Top 10 Programs in Terms of WOM : Fall ’09 vs. Fall ‘08
Fall 2008Fall 2009
1.CSI1.House
2.House2.CSI
3.Heroes3.NCIS
4.Dancing with the Stars4.Dancing with the Stars
5.Family Guy5.Family Guy
6.Law & Order6.Grey’s Anatomy
7.Grey’s Anatomy7.Glee
8.NCIS8.Survivor
9.Fringe9.The Office
10.Desperate Housewives10.Heroes
Source: Keller Fay Group’s TalkTrack®

Comparing the Top 10 lists by gender also yields some intriguing results for this season. While the rank order differs, it's notable that seven of the 10 most talked about shows are common across genders. Unique to the men's top 10 are Family Guy (#2), The Office (#5), and Heroes (#9), while Law & Order (#8), Vampire Diaries (#9), and Supernatural (#10) are unique to the women's top 10.

Top 10 Programs in Terms of WOM : Fall ’09 (By Gender)
MenWomen
1.House1.CSI
2.Family Guy2.NCIS
3.CSI3.House
4.NCIS4.Dancing with the Stars
5.The Office5.Grey’s Anatomy
6.Dancing with the Stars6.Survivor
7.Glee7.Glee
8.Survivor8.Law & Order
9.Heroes9.Vampire Diaries
10.Grey’s Anatomy10.Supernatural
Source: Keller Fay Group’s TalkTrack®

When it comes to word of mouth among teens, ages 13 to 17, six of the top 10 shows are the same as the total public's top 10. The four that are unique: Gossip Girl (#4), Vampire Diaries (#5), Sponge Bob Square Pants (#8), and SouthPark (#9).

Top 10 Programs In Terms of WOM: Fall ‘09 (Ages 13-17)
 
1.Family Guy
2.House
3.Glee
4.Gossip Girl
5.Vampire Diaries
6.NCIS
7.The Office
8.Sponge Bob Square Pants
9.South Park
10.CSI
Source: Keller Fay Group’s TalkTrack®

If TV buzz has risen this fall, who's driving the rise? There are interesting changes between this time last year and now. In particular, the rise in unemployment – from approximately 7% in November 2008 to 10% in November 2009, according to U.S. Department of Labor figures – seems to be driving more talk about TV shows.

In the fall of 2008, unemployed people accounted for 14.6% of all people talking about TV shows. That number has now jumped to 20.4% for that same time period this year – a 39% increase.

While more unemployed people are talking about TV, that shift has only nominally translated in terms of where TV-related conversations are taking place. Workplace TV conversations have declined, but not in a statistically significant way. Rather, more conversations are taking place while people are in transit – up 62% from this time last year. In all other categories, the numbers have remained relatively stable.
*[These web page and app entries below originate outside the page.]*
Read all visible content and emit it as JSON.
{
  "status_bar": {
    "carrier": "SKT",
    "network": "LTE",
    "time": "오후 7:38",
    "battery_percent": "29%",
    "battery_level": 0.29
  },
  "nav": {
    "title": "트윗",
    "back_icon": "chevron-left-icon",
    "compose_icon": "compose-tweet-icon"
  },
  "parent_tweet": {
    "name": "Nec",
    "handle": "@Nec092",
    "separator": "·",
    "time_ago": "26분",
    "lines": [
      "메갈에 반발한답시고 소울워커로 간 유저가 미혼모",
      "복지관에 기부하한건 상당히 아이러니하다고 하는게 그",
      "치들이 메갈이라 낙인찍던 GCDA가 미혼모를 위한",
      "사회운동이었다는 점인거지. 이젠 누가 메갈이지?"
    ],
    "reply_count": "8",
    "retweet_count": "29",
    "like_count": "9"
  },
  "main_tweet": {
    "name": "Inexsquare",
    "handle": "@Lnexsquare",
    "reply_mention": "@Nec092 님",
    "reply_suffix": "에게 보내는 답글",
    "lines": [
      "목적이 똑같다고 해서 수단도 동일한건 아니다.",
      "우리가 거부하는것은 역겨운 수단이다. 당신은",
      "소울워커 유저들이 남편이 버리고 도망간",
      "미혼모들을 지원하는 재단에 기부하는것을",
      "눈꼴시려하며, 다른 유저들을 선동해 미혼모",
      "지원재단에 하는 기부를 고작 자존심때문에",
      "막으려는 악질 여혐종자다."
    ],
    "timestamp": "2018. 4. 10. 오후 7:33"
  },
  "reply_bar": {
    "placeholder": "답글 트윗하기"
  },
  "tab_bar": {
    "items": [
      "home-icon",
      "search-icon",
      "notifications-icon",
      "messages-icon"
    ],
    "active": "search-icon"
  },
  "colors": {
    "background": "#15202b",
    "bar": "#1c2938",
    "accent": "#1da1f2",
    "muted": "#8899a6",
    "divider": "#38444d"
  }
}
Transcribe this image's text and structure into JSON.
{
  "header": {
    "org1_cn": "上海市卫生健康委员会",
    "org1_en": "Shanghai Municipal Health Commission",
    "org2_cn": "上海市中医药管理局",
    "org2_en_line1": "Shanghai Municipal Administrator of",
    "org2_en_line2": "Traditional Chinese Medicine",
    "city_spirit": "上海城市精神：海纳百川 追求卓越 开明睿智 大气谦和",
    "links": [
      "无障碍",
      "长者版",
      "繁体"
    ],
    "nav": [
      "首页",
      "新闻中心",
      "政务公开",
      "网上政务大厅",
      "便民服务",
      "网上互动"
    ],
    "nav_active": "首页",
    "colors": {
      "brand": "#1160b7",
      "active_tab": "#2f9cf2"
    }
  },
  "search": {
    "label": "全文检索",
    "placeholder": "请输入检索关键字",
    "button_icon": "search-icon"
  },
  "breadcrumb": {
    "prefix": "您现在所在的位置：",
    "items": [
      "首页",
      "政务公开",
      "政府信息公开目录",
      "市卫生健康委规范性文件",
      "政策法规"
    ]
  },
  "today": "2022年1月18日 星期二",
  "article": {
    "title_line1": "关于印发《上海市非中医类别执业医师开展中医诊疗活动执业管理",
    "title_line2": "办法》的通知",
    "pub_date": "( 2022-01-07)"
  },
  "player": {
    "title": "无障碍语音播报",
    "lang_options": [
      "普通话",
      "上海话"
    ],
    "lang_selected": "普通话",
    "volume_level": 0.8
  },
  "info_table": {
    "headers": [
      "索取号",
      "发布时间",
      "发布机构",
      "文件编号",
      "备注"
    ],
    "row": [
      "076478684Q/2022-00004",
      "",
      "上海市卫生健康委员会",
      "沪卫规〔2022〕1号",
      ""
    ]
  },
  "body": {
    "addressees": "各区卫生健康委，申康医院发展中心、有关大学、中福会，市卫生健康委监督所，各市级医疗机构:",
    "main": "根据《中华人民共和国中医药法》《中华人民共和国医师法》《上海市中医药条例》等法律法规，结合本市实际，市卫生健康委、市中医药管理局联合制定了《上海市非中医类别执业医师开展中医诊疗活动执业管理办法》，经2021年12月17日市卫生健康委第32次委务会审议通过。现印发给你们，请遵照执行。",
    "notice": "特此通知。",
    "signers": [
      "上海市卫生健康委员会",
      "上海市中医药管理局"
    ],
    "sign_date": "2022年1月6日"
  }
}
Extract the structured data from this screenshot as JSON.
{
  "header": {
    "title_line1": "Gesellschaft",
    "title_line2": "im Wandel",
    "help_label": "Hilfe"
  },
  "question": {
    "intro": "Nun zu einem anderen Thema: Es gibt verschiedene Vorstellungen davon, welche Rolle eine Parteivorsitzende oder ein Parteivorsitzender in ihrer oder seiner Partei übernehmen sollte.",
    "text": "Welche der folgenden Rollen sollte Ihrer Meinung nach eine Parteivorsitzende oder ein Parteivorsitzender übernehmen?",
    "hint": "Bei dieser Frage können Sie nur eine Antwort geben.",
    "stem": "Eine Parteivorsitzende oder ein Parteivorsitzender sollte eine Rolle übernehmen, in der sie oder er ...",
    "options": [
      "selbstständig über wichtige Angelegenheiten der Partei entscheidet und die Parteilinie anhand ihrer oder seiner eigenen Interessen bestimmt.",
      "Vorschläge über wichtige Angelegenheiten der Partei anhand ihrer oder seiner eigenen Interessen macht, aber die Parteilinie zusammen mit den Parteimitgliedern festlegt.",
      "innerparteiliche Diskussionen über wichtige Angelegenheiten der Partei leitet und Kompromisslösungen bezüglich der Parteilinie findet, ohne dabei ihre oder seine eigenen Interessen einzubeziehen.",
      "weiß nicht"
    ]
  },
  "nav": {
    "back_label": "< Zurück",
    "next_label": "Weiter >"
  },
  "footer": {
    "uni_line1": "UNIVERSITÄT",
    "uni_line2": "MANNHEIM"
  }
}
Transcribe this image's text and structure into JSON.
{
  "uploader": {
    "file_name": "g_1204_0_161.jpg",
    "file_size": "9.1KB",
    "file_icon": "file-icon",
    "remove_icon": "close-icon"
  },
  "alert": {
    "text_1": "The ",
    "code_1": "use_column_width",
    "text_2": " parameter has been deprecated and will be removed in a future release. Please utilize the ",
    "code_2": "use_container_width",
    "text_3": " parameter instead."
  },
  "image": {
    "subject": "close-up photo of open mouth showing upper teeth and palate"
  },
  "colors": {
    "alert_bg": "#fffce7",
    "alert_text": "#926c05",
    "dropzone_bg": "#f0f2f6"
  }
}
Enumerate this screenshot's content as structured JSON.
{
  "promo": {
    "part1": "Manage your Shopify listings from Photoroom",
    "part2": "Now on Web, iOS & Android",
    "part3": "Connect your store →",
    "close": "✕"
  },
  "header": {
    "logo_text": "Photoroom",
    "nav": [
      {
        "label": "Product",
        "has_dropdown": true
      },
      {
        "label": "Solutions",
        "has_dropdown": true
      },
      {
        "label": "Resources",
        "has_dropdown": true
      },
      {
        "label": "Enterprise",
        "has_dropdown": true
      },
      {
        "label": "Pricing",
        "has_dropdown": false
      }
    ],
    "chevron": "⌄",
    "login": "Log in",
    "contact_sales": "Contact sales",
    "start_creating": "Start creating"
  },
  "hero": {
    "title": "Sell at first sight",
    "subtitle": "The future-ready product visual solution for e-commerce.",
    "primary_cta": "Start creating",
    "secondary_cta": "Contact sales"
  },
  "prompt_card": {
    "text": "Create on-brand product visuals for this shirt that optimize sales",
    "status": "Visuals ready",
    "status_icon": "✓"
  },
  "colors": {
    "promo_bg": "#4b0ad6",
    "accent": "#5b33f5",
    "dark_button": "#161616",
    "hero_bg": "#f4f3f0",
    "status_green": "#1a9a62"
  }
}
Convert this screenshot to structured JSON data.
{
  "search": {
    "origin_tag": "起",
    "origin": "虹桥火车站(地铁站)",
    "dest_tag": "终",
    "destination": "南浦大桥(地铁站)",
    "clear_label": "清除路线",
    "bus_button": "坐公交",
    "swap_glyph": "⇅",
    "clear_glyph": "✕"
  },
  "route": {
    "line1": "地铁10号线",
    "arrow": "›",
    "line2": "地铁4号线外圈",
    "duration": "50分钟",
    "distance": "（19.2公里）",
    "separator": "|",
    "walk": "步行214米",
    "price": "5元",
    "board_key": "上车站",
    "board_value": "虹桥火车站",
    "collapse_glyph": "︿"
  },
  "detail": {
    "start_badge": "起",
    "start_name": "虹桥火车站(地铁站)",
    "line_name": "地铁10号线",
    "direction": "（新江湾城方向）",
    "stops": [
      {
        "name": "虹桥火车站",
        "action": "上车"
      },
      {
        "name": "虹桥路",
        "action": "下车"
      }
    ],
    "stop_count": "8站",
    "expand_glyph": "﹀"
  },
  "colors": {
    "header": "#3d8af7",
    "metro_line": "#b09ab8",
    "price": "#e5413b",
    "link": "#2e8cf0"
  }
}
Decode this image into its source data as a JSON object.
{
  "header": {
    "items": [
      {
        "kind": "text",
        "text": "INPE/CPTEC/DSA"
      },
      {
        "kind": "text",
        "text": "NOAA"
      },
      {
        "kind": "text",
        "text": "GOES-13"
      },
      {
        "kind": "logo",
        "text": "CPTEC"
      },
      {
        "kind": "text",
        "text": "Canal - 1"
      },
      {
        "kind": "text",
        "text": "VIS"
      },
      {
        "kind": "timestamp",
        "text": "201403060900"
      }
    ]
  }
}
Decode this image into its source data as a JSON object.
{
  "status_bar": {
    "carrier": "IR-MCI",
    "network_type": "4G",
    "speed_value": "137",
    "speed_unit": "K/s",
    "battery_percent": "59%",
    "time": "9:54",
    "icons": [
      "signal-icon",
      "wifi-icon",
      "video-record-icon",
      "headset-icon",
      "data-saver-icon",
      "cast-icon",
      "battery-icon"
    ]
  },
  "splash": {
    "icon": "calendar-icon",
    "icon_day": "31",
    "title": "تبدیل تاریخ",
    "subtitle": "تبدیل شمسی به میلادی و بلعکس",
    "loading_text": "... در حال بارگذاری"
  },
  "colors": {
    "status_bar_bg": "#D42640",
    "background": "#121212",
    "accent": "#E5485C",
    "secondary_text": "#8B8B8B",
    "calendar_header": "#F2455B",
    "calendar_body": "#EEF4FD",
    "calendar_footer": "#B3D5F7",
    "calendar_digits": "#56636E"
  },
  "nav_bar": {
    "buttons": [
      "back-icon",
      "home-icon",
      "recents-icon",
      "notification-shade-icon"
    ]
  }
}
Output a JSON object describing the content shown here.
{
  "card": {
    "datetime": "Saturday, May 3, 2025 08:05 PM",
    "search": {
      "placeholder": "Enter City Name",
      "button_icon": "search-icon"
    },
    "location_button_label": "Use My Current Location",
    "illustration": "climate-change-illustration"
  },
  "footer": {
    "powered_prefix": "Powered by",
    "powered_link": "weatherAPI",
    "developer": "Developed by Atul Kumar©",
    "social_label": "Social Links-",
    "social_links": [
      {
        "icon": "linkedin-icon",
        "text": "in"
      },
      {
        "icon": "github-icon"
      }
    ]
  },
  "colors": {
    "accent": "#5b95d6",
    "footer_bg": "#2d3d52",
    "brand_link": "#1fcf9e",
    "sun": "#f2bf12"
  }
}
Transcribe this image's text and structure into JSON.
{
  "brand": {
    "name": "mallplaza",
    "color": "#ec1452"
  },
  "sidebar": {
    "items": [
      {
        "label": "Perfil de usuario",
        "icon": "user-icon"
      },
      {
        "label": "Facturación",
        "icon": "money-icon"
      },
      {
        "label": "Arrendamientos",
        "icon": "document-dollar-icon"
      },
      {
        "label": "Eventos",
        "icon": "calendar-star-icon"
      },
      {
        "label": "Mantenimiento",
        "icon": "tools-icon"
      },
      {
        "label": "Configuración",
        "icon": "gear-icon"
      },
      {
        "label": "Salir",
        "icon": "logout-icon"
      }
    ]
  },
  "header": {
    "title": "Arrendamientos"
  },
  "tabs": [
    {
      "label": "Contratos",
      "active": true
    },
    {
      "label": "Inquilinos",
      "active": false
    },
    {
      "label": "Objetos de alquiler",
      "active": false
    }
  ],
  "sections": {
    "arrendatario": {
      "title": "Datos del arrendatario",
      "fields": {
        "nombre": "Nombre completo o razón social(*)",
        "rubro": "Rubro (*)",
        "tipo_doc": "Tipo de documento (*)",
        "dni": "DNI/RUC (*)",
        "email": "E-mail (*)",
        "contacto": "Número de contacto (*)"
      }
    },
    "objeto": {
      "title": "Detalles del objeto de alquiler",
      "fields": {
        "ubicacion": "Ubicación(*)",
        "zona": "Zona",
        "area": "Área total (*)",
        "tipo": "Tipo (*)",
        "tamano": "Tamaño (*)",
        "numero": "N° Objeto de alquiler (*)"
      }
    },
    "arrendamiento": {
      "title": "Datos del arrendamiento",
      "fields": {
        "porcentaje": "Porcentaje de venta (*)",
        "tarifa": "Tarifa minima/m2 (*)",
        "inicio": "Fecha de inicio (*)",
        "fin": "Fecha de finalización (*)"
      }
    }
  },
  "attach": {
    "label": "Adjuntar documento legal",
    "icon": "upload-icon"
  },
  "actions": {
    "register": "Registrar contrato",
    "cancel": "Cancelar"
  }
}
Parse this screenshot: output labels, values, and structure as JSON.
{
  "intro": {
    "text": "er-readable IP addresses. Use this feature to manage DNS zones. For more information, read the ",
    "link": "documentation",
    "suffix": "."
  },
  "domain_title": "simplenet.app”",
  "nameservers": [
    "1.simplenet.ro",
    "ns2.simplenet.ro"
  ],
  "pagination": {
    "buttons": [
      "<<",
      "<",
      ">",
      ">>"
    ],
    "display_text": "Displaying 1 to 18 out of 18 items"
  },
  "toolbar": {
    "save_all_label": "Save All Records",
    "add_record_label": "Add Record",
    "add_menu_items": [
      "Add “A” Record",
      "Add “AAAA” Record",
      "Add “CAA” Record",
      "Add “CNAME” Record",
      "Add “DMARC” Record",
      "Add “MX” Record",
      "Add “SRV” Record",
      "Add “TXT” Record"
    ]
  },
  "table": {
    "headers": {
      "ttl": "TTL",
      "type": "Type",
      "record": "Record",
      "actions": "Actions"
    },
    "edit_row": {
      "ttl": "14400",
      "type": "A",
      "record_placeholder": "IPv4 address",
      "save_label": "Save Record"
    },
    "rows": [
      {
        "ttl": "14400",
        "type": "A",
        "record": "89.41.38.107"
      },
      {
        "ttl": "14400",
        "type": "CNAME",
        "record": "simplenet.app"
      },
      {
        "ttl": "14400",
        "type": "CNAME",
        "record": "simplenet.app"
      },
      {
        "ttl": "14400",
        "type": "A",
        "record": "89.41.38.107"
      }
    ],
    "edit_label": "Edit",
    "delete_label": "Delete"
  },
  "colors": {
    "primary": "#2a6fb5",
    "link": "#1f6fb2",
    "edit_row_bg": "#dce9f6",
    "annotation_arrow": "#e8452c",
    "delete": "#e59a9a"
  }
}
So what do we learn from all of this? It's clear that TV is still capturing a large share of the national conversation, even if the people having those conversations have changed. It seems that in these trying economic times, people want more than ever to be entertained – and they want to talk about it.

Ed Keller, CEO of the Keller Fay Group, has been called "one of the most recognized names in word of mouth." The publication of Keller's book,The Influentials, has been called the "seminal moment in the development of word of mouth." Ed can be contacted at ekeller@kellerfay.com.

Read all Ed’s MediaBizBloggers commentaries at Ed Keller - MediaBizBloggers.

Follow our Twitter updates @MediaBizBlogger

Copyright ©2019 MediaVillage, Inc. All rights reserved. By using this site you agree to the Terms of Service and Privacy Policy.